Director Pat Boonnitipat.

Over the two years he spent on this project, Pat said he got to learn more about filmmaking and working with cast members. In Bad Genius, he teamed up with a young cast who are teen idols in their own right, saying "even though they're young, they made me grow". While Plearnpichaya has starred in the series One Year and both Paris and Sawanya have appeared in the drama In Family We Trust, Jinjett has no serious acting background and initially required a lot of work to be able to meet the intensity required for the role. Pat said they all eventually surprised him with their talent and he was glad to help them shine onscreen.

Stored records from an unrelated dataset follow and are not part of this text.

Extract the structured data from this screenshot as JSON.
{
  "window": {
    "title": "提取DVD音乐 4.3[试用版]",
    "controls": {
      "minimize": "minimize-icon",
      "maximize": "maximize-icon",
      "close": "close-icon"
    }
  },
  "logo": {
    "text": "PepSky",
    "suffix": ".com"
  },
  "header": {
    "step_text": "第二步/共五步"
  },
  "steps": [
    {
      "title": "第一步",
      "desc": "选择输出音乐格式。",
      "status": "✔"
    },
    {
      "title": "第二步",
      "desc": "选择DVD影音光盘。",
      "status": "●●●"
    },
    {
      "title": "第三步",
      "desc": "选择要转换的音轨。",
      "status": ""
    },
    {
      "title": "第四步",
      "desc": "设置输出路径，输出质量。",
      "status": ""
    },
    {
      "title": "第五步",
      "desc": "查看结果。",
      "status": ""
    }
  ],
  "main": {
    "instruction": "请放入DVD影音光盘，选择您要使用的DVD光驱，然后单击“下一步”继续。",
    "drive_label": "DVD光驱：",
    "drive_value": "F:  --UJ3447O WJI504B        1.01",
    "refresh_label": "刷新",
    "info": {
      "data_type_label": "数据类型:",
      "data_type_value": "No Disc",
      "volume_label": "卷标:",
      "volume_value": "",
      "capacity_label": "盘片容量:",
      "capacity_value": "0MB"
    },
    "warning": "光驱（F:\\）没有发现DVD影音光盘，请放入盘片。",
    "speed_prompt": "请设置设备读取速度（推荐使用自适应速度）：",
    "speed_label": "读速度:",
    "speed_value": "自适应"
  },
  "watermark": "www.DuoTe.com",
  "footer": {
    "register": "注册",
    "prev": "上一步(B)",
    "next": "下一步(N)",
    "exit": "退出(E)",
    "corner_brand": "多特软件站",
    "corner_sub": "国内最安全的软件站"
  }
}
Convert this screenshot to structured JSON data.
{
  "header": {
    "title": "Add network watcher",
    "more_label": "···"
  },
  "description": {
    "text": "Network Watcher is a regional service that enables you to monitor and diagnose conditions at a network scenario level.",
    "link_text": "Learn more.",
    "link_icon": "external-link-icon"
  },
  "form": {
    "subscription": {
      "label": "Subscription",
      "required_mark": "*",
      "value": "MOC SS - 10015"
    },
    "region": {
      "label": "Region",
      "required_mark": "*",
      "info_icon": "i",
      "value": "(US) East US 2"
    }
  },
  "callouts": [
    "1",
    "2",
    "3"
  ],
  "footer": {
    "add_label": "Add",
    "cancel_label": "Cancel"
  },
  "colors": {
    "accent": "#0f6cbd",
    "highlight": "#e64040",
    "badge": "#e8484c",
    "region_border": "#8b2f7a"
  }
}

However, Bad Genius isn't all about the teens. Supporting the four main characters are veterans like Willie McIntosh, Saksit Tangthong, Apasiri Nitibhon and more as parents and a school principal. Pat feels it's crucial to have voices of different generations in the story.

"In the film, there was less time and the story was told mostly through the kids. However, the series is longer and we are able to show more about what the adults think about cheating. And since we're also talking about morality, having adults is important."

Working on a series that digs into the Thai education system also made Pat reflect back on his years as a student. Coming from an alternative school, the director said he approached this story almost as an outsider. He never experienced the plight of Thai education where students go to cram schools and take extra academic lessons to make sure they get good grades, among other things.

"I can't take that. It's torture and I think I'm very lucky I didn't have to go through that," he said. "The Thai education system is like you pointing a camera at a textbook. Anyone would fall asleep seeing it. It doesn't communicate with its audience at all."

While he may be an outsider of the system, it's probably all for the best.

"I think I'm able to see things clearly this way," said Pat. "And I feel it's a good thing because I'm not talking about all these things in a hateful way. For people who've been in the system since they were young, if they don't like it, they may have a hateful tone. For me, I just see it for what it is. That's just how things are, and perhaps a third party could see this picture clearer."

Bad Genius: The Series is now showing on One31 channel at 8.15pm, Monday and Tuesday. Catch the online streaming on WeTV.

 

Willie McIntosh as Pat's father.

Saksit Tangthong as Lynn's father.

Apasiri Nitibhon plays the school principal.

Sawanya as Grace.

Paris as rich kid Pat.